Networks Mostly Mute on Democratic Scandals
In the week since South Carolina's Republican Governor announced he had flown to Argentina to carry on an extra-marital affair, the broadcast morning and evening news shows have gone full bore on the scandal, cranking out 49 stories even in the midst of other major stories like Michael Jackson's death and the continuing repression in Iran.
The morning after Sanford announced his affair, on the June 25 Good Morning America, longtime correspondent Sam Donaldson used the scandal to broadly charge Republicans with being "sanctimonious. They thump the Bible.

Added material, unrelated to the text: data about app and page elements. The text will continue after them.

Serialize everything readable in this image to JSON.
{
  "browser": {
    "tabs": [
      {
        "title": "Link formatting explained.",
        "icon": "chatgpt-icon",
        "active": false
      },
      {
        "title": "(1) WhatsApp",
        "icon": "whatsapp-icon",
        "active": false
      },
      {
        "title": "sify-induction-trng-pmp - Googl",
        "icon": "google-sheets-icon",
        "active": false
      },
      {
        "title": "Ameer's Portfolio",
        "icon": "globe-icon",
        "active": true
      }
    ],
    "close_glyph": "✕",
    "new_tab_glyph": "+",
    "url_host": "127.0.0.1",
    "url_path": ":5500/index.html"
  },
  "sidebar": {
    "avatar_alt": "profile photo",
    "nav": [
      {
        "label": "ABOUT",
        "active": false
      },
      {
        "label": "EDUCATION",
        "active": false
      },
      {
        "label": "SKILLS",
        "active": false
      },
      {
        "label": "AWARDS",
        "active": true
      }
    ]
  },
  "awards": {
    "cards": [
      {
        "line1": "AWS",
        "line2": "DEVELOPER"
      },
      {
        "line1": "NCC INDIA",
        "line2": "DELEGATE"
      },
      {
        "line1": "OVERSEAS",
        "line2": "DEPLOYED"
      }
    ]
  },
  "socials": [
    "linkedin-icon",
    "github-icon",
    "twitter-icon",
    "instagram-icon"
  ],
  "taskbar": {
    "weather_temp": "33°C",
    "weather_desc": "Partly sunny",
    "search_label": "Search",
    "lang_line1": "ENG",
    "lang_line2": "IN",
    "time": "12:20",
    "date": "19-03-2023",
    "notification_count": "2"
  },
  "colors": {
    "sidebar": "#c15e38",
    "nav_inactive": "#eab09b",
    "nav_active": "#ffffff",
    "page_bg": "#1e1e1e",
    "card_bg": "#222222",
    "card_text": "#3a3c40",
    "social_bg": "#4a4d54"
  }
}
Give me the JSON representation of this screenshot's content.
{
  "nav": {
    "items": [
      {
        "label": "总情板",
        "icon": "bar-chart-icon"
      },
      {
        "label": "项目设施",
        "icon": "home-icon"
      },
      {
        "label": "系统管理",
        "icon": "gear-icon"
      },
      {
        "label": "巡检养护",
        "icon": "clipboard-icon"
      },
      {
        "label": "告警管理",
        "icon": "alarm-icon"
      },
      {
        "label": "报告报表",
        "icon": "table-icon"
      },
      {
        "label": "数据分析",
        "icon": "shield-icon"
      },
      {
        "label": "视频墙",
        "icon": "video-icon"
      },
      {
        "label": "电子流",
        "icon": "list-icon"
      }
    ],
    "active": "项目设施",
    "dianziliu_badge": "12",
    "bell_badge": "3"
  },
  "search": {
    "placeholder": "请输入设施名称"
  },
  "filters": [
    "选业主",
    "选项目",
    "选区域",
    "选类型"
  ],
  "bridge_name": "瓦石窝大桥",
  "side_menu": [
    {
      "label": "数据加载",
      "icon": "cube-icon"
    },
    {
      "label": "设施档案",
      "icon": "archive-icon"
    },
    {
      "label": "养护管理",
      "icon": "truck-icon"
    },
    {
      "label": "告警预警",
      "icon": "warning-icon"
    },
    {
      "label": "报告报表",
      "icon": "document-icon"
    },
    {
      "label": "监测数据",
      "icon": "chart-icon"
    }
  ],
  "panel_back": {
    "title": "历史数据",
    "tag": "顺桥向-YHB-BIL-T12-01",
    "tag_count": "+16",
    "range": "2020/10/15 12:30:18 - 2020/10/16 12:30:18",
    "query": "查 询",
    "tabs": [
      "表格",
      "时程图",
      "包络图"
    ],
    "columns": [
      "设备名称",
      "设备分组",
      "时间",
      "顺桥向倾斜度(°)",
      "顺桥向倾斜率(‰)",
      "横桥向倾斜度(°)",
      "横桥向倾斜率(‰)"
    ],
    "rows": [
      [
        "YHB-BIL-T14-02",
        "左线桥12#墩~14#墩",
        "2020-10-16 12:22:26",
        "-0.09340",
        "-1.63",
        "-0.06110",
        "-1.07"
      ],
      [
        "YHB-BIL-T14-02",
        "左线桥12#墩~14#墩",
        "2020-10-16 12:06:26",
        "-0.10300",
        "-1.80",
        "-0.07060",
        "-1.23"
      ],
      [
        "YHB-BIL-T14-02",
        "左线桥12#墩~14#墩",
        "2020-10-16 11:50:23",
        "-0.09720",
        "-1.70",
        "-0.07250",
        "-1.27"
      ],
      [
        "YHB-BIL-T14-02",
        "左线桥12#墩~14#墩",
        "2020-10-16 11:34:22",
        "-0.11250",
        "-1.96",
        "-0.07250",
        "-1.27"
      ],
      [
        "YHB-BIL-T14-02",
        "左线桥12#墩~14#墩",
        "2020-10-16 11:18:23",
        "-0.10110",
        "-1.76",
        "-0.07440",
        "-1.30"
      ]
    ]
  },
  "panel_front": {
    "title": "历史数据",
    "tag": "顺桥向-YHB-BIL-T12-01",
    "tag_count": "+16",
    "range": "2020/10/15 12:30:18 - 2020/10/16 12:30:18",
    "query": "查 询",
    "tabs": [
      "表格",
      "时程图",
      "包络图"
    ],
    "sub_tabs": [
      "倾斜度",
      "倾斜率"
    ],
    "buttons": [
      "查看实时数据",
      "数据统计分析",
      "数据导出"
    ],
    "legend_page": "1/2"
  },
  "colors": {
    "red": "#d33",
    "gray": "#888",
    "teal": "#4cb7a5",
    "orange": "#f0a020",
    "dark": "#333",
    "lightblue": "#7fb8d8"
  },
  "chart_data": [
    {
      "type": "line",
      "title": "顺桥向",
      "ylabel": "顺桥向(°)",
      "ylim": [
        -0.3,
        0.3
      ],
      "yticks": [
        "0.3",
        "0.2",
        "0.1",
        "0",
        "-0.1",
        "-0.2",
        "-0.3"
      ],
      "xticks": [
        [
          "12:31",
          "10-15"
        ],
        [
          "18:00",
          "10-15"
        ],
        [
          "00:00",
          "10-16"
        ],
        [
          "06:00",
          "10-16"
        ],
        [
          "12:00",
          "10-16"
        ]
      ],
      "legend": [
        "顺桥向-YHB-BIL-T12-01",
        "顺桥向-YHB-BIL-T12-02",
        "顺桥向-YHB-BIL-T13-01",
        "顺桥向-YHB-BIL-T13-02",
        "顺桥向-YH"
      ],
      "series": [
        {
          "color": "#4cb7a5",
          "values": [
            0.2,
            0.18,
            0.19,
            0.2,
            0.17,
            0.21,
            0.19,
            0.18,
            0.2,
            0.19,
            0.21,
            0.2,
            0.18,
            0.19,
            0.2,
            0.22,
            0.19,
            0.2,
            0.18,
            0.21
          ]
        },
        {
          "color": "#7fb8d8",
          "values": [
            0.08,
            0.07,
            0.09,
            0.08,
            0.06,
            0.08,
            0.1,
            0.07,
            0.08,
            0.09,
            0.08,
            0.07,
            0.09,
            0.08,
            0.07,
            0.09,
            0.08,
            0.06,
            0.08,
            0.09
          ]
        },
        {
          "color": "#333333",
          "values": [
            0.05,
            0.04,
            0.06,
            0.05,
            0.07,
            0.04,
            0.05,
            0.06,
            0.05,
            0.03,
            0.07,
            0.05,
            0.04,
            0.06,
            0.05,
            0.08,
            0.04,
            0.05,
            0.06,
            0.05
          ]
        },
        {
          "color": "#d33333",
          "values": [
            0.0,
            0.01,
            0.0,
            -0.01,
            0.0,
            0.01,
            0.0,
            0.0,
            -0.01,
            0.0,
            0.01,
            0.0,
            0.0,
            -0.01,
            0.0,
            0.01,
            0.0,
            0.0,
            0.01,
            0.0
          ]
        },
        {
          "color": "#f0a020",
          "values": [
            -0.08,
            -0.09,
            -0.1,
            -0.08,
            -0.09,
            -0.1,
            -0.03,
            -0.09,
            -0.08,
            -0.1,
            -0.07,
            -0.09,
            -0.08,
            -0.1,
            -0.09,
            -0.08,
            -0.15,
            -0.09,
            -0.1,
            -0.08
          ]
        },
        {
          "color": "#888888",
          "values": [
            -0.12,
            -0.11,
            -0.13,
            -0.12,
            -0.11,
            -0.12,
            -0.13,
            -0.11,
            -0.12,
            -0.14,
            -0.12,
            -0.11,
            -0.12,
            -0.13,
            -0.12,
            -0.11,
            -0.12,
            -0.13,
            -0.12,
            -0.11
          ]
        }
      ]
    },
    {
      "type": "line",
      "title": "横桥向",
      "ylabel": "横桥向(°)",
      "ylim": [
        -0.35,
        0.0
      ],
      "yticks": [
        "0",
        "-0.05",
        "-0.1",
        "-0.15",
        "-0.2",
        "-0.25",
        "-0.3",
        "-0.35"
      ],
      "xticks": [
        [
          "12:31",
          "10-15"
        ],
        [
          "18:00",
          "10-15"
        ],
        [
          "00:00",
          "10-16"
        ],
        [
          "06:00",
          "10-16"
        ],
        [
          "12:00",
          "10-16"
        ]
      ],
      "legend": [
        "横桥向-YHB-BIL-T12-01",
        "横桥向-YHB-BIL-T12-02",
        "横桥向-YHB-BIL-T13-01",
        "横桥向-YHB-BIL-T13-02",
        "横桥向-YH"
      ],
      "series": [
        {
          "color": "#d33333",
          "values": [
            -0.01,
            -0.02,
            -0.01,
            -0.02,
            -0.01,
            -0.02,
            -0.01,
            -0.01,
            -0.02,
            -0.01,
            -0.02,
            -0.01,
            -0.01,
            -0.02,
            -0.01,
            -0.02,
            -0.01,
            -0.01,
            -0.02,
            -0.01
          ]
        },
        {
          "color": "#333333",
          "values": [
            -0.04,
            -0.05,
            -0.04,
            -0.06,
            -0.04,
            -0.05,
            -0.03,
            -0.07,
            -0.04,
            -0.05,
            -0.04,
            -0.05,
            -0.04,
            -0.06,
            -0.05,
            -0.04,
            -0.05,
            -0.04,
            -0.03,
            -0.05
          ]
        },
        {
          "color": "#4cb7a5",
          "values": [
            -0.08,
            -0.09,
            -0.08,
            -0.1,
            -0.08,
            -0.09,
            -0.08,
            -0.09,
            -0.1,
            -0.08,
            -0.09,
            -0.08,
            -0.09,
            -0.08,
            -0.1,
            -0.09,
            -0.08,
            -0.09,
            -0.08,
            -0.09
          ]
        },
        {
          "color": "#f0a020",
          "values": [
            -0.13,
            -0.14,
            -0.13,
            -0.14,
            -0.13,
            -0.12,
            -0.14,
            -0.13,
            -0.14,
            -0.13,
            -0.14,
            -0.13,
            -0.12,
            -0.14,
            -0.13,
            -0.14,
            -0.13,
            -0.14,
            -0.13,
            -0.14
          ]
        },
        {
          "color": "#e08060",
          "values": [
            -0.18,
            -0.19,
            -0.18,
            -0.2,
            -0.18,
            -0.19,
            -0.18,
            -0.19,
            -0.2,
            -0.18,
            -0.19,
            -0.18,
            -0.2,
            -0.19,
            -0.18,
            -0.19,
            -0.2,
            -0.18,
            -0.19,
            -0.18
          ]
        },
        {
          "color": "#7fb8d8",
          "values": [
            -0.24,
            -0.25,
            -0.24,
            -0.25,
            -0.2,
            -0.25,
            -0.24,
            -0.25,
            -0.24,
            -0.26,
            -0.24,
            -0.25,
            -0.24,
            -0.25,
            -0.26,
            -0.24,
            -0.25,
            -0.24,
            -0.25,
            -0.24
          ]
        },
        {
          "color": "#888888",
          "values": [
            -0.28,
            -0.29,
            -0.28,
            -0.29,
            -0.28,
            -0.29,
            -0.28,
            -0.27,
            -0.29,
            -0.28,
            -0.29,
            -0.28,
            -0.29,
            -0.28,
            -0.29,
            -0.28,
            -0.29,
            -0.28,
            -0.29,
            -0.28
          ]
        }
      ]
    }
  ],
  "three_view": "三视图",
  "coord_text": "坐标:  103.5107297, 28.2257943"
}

They condemn everyone else, and when they [act] human, they don't have much credit in the bank for forgiveness." Unlike when New York Democratic Governor Eliot Spitzer was caught consorting with a prostitute in March 2008, all three broadcast networks immediately identified Sanford's Republican Party ID.
A number of top Democrats are enmeshed in embarrassment or facing allegations of wrongdoing, but the networks have far less interest in publicizing those cases. A rundown of ABC, CBS and NBC morning and evening coverage so far this year:
■ Rep. Charles Rangel (D-NY): The Chairman of the tax-writing House Ways and Means Committee, Rangel coughed up $75,000 in unpaid back taxes on rental income last year. The House ethics committee is investigating whether Rangel fulfilled all of his disclosure requirements related to that property, among other issues. In June, the panel launched another investigation of whether a Caribbean trip Rangel and four other Democrats took amounted to an improper gift.
None of these issues were mentioned on ABC, CBS or NBC this year, although Rangel was featured as a talking head in a number of morning and evening news stories. On March 19, the CBS Evening News included a Rangel soundbite in a story on congressional outrage over the AIG bonuses: "Stop the thievery at taxpayers' expense!" The next night, CBS had another clip of Rangel railing, "Stop the thievery!," but no mention of the chairman's ethics problems.
■ Rep. John Murtha (D-PA), Rep. Pete Visclosky (D-IN) and Rep. Jim Moran (D-VA): Three top Democrats are linked to the scandal surrounding the PMA Group, a lobbying group that closed its doors earlier this year after being raided by the FBI in February. The New York Times reported then that top lobbyist Paul Magliocchetti was suspected of funneling "bogus" campaign contributions to Murtha, Visclosky and Moran, in exchange for directing more than $100 million to PMA clients. Rep. Visclosky had admitted being subpoenaed in May by a federal grand jury, and temporarily stepped down as Chairman of the House Appropriations subcommittee on energy and water development.
None of the broadcast networks have mentioned Visclosky and Moran's potential role in the scandal. ABC and NBC have been similarly quiet about Murtha, whom the networks elevated to folk-hero status for his condemnations of the Iraq war in 2005. CBS's Sharyl Attkisson, however, has produced three investigative pieces digging into Murtha's ethics, the most recent airing on the June 2 Evening News.
■ Ex-Rep. William Jefferson (D-LA): Jefferson lost a run-off election late last year after investigators found $90,000 in cash stuffed in the congressman's freezer. In January, NBC made brief references to the charges against Jefferson in a profile of his successor, Republican Joseph Cao. Jefferson's bribery trial - prosecutors say he received $400,000 in bribes to help orchestrate business deals in Africa - began on June 9, but the networks have yet to mention the case.
Mark Sanford's trouble is of his own making, of course. But the liberal networks seem a lot more excited about airing his dirty laundry than exposing the problems of top Democrats.